This article is for general information purposes only, should not be considered as a comprehensive statement on any matter and should not be relied upon as such. It has been prepared without taking into account any recipient’s personal objectives, financial situation or needs. Because of this, recipients should, before acting on this information, consider its appropriateness having regard to their individual objectives, financial situation and needs. This information is not to be regarded as a securities recommendation.
The information in this article may contain material provided by third parties, is given in good faith and has been derived from sources believed to be accurate as at its issue date. While such material is published with necessary permission, and while all reasonable care has been taken to ensure that the information in this article is complete and correct, to the maximum extent permitted by law neither PFSL nor any company in the Pendal group accepts any responsibility or liability for the accuracy or completeness of this information.

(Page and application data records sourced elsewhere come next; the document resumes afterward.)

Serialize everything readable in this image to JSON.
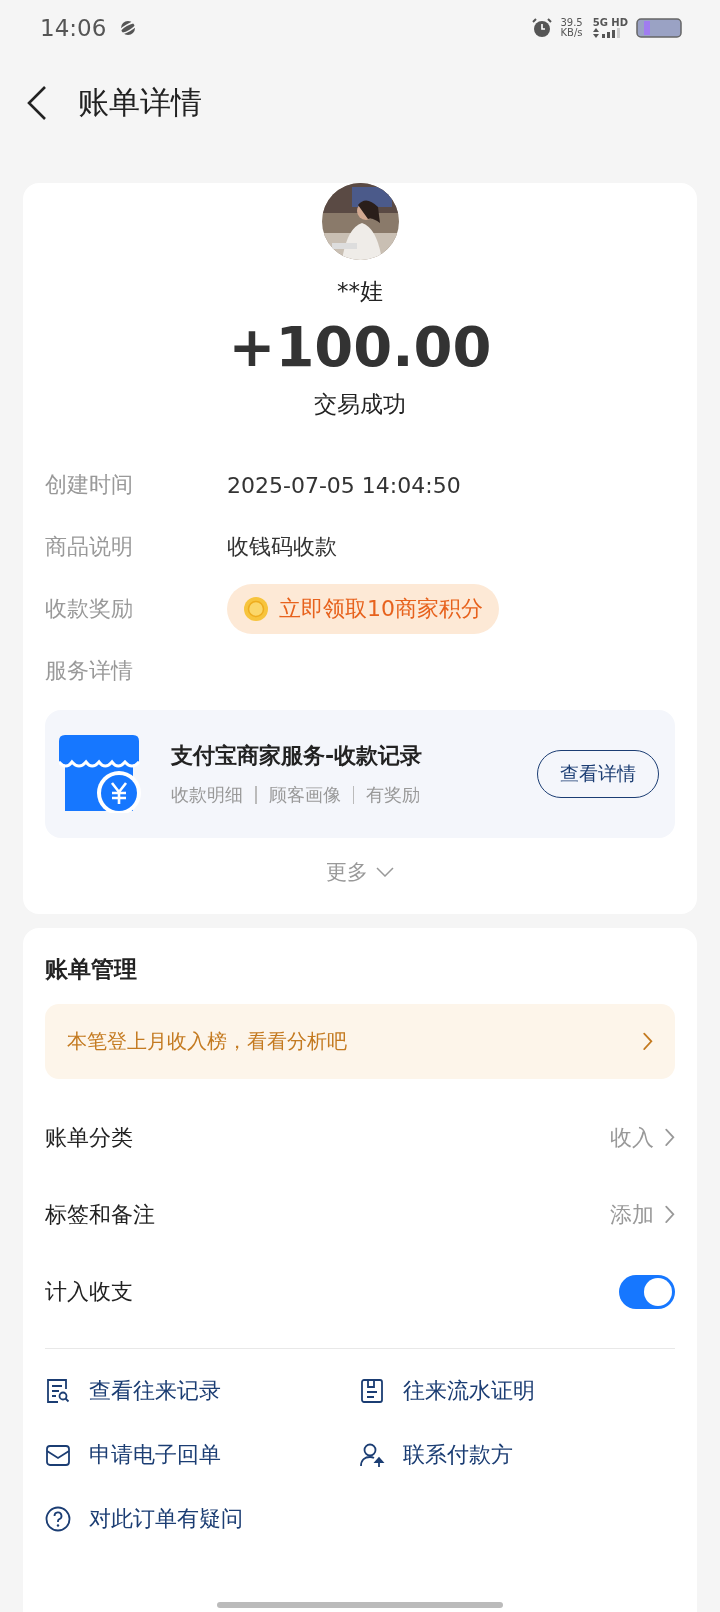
{
  "status_bar": {
    "time": "14:06",
    "speed": "39.5",
    "speed_unit": "KB/s",
    "network": "5G HD"
  },
  "header": {
    "title": "账单详情"
  },
  "summary": {
    "name": "**娃",
    "amount": "+100.00",
    "status": "交易成功",
    "details": [
      {
        "kind": "text",
        "label": "创建时间",
        "value": "2025-07-05 14:04:50"
      },
      {
        "kind": "text",
        "label": "商品说明",
        "value": "收钱码收款"
      },
      {
        "kind": "reward",
        "label": "收款奖励",
        "value": "立即领取10商家积分"
      },
      {
        "kind": "heading",
        "label": "服务详情"
      }
    ],
    "service": {
      "title": "支付宝商家服务-收款记录",
      "tags": [
        "收款明细",
        "顾客画像",
        "有奖励"
      ],
      "button": "查看详情"
    },
    "more": "更多"
  },
  "manage": {
    "title": "账单管理",
    "banner": "本笔登上月收入榜，看看分析吧",
    "settings": [
      {
        "kind": "link",
        "label": "账单分类",
        "value": "收入"
      },
      {
        "kind": "link",
        "label": "标签和备注",
        "value": "添加"
      },
      {
        "kind": "toggle",
        "label": "计入收支",
        "on": true
      }
    ],
    "actions": [
      {
        "kind": "records",
        "label": "查看往来记录"
      },
      {
        "kind": "statement",
        "label": "往来流水证明"
      },
      {
        "kind": "mail",
        "label": "申请电子回单"
      },
      {
        "kind": "contact",
        "label": "联系付款方"
      },
      {
        "kind": "question",
        "label": "对此订单有疑问"
      }
    ]
  }
}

Performance figures are calculated in accordance with the Financial Services Council (FSC) standards. Performance data (post-fee) assumes reinvestment of distributions and is calculated using exit prices, net of management costs. Performance data (pre-fee) is calculated by adding back management costs to the post-fee performance. Past performance is not a reliable indicator of future performance.
Any projections contained in this article are predictive and should not be relied upon when making an investment decision or recommendation. While we have used every effort to ensure that the assumptions on which the projections are based are reasonable, the projections may be based on incorrect assumptions or may not take into account known or unknown risks and uncertainties. The actual results may differ materially from these projections.